I remember the madness that Robyn brought every time she came to play and how chuffed I was when she asked me over lunch if she could name her album after Body Talk.
 
We changed as the years progressed and gained some new residents, namely Tristan Reed, the lovely Charlie Bones and Alejandro Asencio, but we stayed faithful to our musical tastes, keeping the house downstairs and the funk upstairs.
 
Body Talk posters
 
I remember getting the DiY Crew  aka Digs & Whoosh down to play who used to run the free parties in Nottingham back in the late ’80s early ’90s, they absolutely brought the house down. I loved their whole vibe. And Trevor Jackson too, what a legend.
 
It was just great to put on people who I admired or appreciated as my personal pioneers. Mark Moore is also someone I was keen to have play, he actually played twice, again another producer close to my heart.
 
I loved our 1st Anniversary with Robyn and everyone dancing on the bar, our New Years Eve party with Twat Boutique, Tristan Reed with Jessica and Lucy Fizz painted silver, dancing on the bar.
 
NYE BODY TALK
 
Our Whitney night when everyone was singing to the acapella of I Wanna Dance With Somebody. Billie Ray Martin singing in the basement.
 
Come to think of it we actually had a fucking ball. It was always about the music first and foremost. All this reminiscing reminds me of when I first started DJing in a pub in Nottingham called the Dover Castle, when I was 10 yrs old. I used to serve pop and crisps at the same time and got paid a fiver for doing it. I never thought I’d be still doing it 30 years later so thank you, to all the people who have enjoyed themselves at Body Talk, to the music makers, to all the DJs who have played with us over the years, here’s to the next 30 years.
 
Body Talk is Dead, Long Live Body Talk.
 

Body Talk The Finale from Rokk on Vimeo.

A note from Tristan Reed….
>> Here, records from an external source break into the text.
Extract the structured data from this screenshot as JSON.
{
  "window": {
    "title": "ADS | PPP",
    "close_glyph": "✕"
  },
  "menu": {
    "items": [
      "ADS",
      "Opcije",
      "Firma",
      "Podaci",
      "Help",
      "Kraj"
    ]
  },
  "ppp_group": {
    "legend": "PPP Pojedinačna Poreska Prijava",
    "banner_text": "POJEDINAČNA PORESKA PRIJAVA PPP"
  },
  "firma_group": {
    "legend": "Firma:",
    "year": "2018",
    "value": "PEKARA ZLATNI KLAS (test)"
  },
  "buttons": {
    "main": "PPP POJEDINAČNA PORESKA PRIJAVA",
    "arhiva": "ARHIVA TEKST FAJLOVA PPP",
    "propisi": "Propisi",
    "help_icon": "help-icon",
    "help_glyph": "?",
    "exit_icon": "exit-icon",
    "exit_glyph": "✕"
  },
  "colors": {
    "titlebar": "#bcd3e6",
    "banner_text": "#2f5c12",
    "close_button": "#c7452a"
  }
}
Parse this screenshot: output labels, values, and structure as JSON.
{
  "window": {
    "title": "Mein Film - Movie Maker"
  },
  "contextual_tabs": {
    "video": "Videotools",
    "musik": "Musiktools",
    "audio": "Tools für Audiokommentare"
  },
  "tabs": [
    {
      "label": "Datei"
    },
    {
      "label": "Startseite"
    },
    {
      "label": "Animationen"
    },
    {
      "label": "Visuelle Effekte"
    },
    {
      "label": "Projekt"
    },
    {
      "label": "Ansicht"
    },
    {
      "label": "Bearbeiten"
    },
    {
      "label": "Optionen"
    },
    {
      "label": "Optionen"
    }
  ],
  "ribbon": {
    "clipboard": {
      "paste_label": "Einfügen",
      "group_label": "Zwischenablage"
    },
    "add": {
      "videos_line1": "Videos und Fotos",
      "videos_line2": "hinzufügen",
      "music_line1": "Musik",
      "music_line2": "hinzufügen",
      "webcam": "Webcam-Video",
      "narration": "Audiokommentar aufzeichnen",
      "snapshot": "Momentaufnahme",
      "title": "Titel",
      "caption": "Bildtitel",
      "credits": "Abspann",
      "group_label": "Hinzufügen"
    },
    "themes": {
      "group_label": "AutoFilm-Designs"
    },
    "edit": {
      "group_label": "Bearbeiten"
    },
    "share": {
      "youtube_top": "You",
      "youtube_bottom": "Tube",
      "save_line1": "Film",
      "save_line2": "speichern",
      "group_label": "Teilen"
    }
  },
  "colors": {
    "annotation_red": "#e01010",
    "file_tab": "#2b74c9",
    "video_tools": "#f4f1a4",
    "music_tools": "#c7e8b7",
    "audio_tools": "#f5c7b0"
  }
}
Ah Body Talk, five years of joyous, sweaty memories almost impossible to condense. A musical celebration – we straddled genres, grinded hard in the basement with our special guests, we danced danced danced (sometimes half naked on the bar).
 
Body Talk 1st Anniversary
 
 
We paid tribute to our idols, we dressed up as Prince’s, Janet’s! They sang back at us – Lindy Layton, Billie Ray Martin, Robyn. We honoured the spirits of the greats we lost – Donna, Whitney, Amy. We played the b-sides, remixes, rarities with complete abandon… with musical freedom.
 
Why? We did it for our host… Rokk. For his vision, his ability to bring us all so chaotically together to share the music that has informed our lives. So thank you Rokk, thank you for all the amazing DJ’s an unskilled selector like me has had the pleasure of rubbing shoulders with! And thank you to all of our regular faces who have made it such a pleasure over the years! See you dancing somewhere else soon.
 
Join Rokk and Tristan this Saturday 21st June for the Body Talk Finale at Dalston Superstore from 9pm – 3am.